In a TEDMED talk made available online this morning (April 18), one of B.C.’s top health-care officials makes an impassioned case for a major shift in North America’s response to its overdose crisis.
“Can you imagine if this was any other kind of poisoning epidemic?” asks Dr. Mark Tyndall, an epidemiologist, executive director of the B.C. Centre for Disease Control, deputy provincial health officer of British Columbia, and professor of medicine at the University of British Columbia.
“What if thousands of people started dying from poisoned meat or baby formula or coffee?” he continues. “We would be treating this as a true emergency. We would immediately be supplying safer alternatives. There would be changes in legislation and we would be supporting the victims and their families. But, for the drug-overdose epidemic, we have done none of that. We continue to demonizing drugs and the people who use them and blindly pour more resources into law enforcement.”
TEDMED is an annual conference that’s licensed to use the TED name for events that focus on health and medicine. In a presentation recorded in Palm Springs last November, Tyndall begins by briefly recounting Vancouver’s drug crisis of the 1990s and the city’s decision to declare a public-health emergency in 1997.
“Today, 20 years later, harm reduction is still viewed as some sort of radical concept,” he laments. “In some places, it’s still illegal to carry a clean needle. Drug users are far more likely to be arrested than to be offered methadone therapy. Recent proposals for supervised-injection sites in cities like Seattle, Baltimore, and New York, have been met with stiff opposition. Opposition that goes against everything we know about addiction. Why is that?
“Critics [of harm reduction]…say that we are giving up on people by not focusing our attention on treatment and recovery. In fact, it is just the opposite. We know that if recovery is ever going to happen, we must keep people alive. Offering someone a clean needle or a safe place to inject is the first step to treatment and recovery.”
Tyndall continues with the example of North America’s first supervised-injection facility, Vancouver’s Insite.
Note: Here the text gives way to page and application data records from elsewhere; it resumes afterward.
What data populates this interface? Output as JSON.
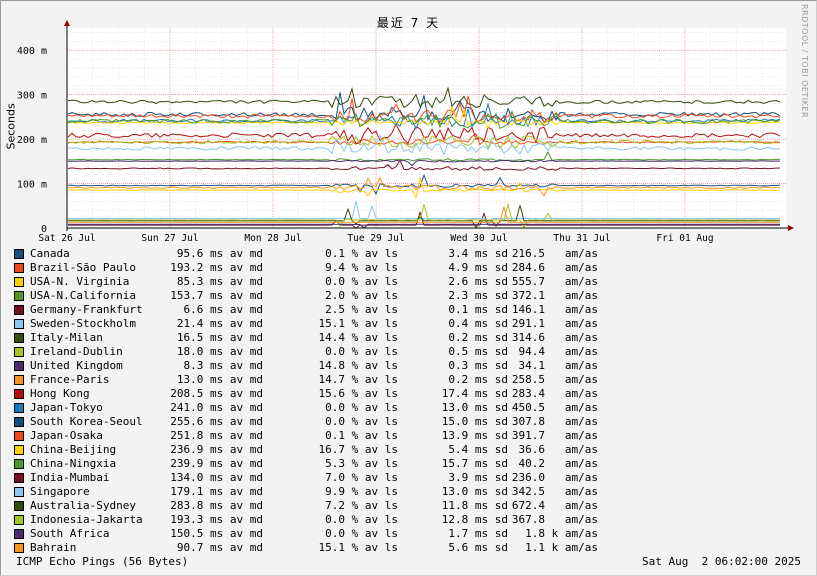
{
  "watermark": "RRDTOOL / TOBI OETIKER",
  "footer": {
    "left": "ICMP Echo Pings (56 Bytes)",
    "right": "Sat Aug  2 06:02:00 2025"
  },
  "chart_data": {
    "type": "line",
    "title": "最近 7 天",
    "xlabel": "",
    "ylabel": "Seconds",
    "ylim": [
      0,
      0.45
    ],
    "yticks": [
      {
        "v": 0,
        "label": "0"
      },
      {
        "v": 0.1,
        "label": "100 m"
      },
      {
        "v": 0.2,
        "label": "200 m"
      },
      {
        "v": 0.3,
        "label": "300 m"
      },
      {
        "v": 0.4,
        "label": "400 m"
      }
    ],
    "xticks": [
      "Sat 26 Jul",
      "Sun 27 Jul",
      "Mon 28 Jul",
      "Tue 29 Jul",
      "Wed 30 Jul",
      "Thu 31 Jul",
      "Fri 01 Aug"
    ],
    "grid": true,
    "series": [
      {
        "name": "Canada",
        "color": "#1c4f7f",
        "avg": "95.6 ms av md",
        "loss": "0.1 % av ls",
        "sd": "3.4 ms sd",
        "ams": "216.5   am/as"
      },
      {
        "name": "Brazil-São Paulo",
        "color": "#f0491c",
        "avg": "193.2 ms av md",
        "loss": "9.4 % av ls",
        "sd": "4.9 ms sd",
        "ams": "284.6   am/as"
      },
      {
        "name": "USA-N. Virginia",
        "color": "#ffcc00",
        "avg": "85.3 ms av md",
        "loss": "0.0 % av ls",
        "sd": "2.6 ms sd",
        "ams": "555.7   am/as"
      },
      {
        "name": "USA-N.California",
        "color": "#4b9a2c",
        "avg": "153.7 ms av md",
        "loss": "2.0 % av ls",
        "sd": "2.3 ms sd",
        "ams": "372.1   am/as"
      },
      {
        "name": "Germany-Frankfurt",
        "color": "#750e1f",
        "avg": "6.6 ms av md",
        "loss": "2.5 % av ls",
        "sd": "0.1 ms sd",
        "ams": "146.1   am/as"
      },
      {
        "name": "Sweden-Stockholm",
        "color": "#85c7f2",
        "avg": "21.4 ms av md",
        "loss": "15.1 % av ls",
        "sd": "0.4 ms sd",
        "ams": "291.1   am/as"
      },
      {
        "name": "Italy-Milan",
        "color": "#334d10",
        "avg": "16.5 ms av md",
        "loss": "14.4 % av ls",
        "sd": "0.2 ms sd",
        "ams": "314.6   am/as"
      },
      {
        "name": "Ireland-Dublin",
        "color": "#a2c51f",
        "avg": "18.0 ms av md",
        "loss": "0.0 % av ls",
        "sd": "0.5 ms sd",
        "ams": "94.4   am/as"
      },
      {
        "name": "United Kingdom",
        "color": "#4d2c6e",
        "avg": "8.3 ms av md",
        "loss": "14.8 % av ls",
        "sd": "0.3 ms sd",
        "ams": "34.1   am/as"
      },
      {
        "name": "France-Paris",
        "color": "#f59422",
        "avg": "13.0 ms av md",
        "loss": "14.7 % av ls",
        "sd": "0.2 ms sd",
        "ams": "258.5   am/as"
      },
      {
        "name": "Hong Kong",
        "color": "#b40f0f",
        "avg": "208.5 ms av md",
        "loss": "15.6 % av ls",
        "sd": "17.4 ms sd",
        "ams": "283.4   am/as"
      },
      {
        "name": "Japan-Tokyo",
        "color": "#1f78b4",
        "avg": "241.0 ms av md",
        "loss": "0.0 % av ls",
        "sd": "13.0 ms sd",
        "ams": "450.5   am/as"
      },
      {
        "name": "South Korea-Seoul",
        "color": "#0f4f7a",
        "avg": "255.6 ms av md",
        "loss": "0.0 % av ls",
        "sd": "15.0 ms sd",
        "ams": "307.8   am/as"
      },
      {
        "name": "Japan-Osaka",
        "color": "#ef4a1a",
        "avg": "251.8 ms av md",
        "loss": "0.1 % av ls",
        "sd": "13.9 ms sd",
        "ams": "391.7   am/as"
      },
      {
        "name": "China-Beijing",
        "color": "#ffd200",
        "avg": "236.9 ms av md",
        "loss": "16.7 % av ls",
        "sd": "5.4 ms sd",
        "ams": "36.6   am/as"
      },
      {
        "name": "China-Ningxia",
        "color": "#4a9b2f",
        "avg": "239.9 ms av md",
        "loss": "5.3 % av ls",
        "sd": "15.7 ms sd",
        "ams": "40.2   am/as"
      },
      {
        "name": "India-Mumbai",
        "color": "#7a0f23",
        "avg": "134.0 ms av md",
        "loss": "7.0 % av ls",
        "sd": "3.9 ms sd",
        "ams": "236.0   am/as"
      },
      {
        "name": "Singapore",
        "color": "#8cc8f5",
        "avg": "179.1 ms av md",
        "loss": "9.9 % av ls",
        "sd": "13.0 ms sd",
        "ams": "342.5   am/as"
      },
      {
        "name": "Australia-Sydney",
        "color": "#2f4a10",
        "avg": "283.8 ms av md",
        "loss": "7.2 % av ls",
        "sd": "11.8 ms sd",
        "ams": "672.4   am/as"
      },
      {
        "name": "Indonesia-Jakarta",
        "color": "#a4c823",
        "avg": "193.3 ms av md",
        "loss": "0.0 % av ls",
        "sd": "12.8 ms sd",
        "ams": "367.8   am/as"
      },
      {
        "name": "South Africa",
        "color": "#4b2d6f",
        "avg": "150.5 ms av md",
        "loss": "0.0 % av ls",
        "sd": "1.7 ms sd",
        "ams": "1.8 k am/as"
      },
      {
        "name": "Bahrain",
        "color": "#f7941d",
        "avg": "90.7 ms av md",
        "loss": "15.1 % av ls",
        "sd": "5.6 ms sd",
        "ams": "1.1 k am/as"
      }
    ]
  }
}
“All we are saying is that allowing people to inject in a clean, dry space, with fresh needles, surrounded by people who care, is a lot better than injecting in a dingy alley, sharing contaminated needles and hiding out from police,” he says. “It’s better for everybody.”
Tyndall goes on to make an argument against prohibition, explaining that the assumptions on which prohibition is based are largely false.
From there, he delves into America’s overdose epidemic, which in many areas shares similarities with B.C.’s fentanyl crisis. But, while illicit drugs killed 993 people in B.C. in 2016, that year in the United States, more than 64,000 people died of a drug overdose.
“So where should we go from here?” he asks. “First, we should fully embrace, fund, and scale up harm-reduction programs across North America.
“I know that in places like Vancouver, harm reduction has been a lifeline to care and treatment,” Tyndall says. “I know that the number of overdose deaths would be far higher without harm reduction. And I personally know hundreds of people who are alive today because of harm reduction.”
Toward the end, he cautions that he is not presenting harm reduction as an ultimate solution to North America’s overdose epidemic.
“But harm reduction is just the start,” Tyndall says. “If we truly want to make an impact on this drug crisis, we need to have a serious conversation about prohibition and criminal punishment. We need to recognize that drug use is, first and foremost, a public-health issue. And turn to comprehensive social and health solutions.”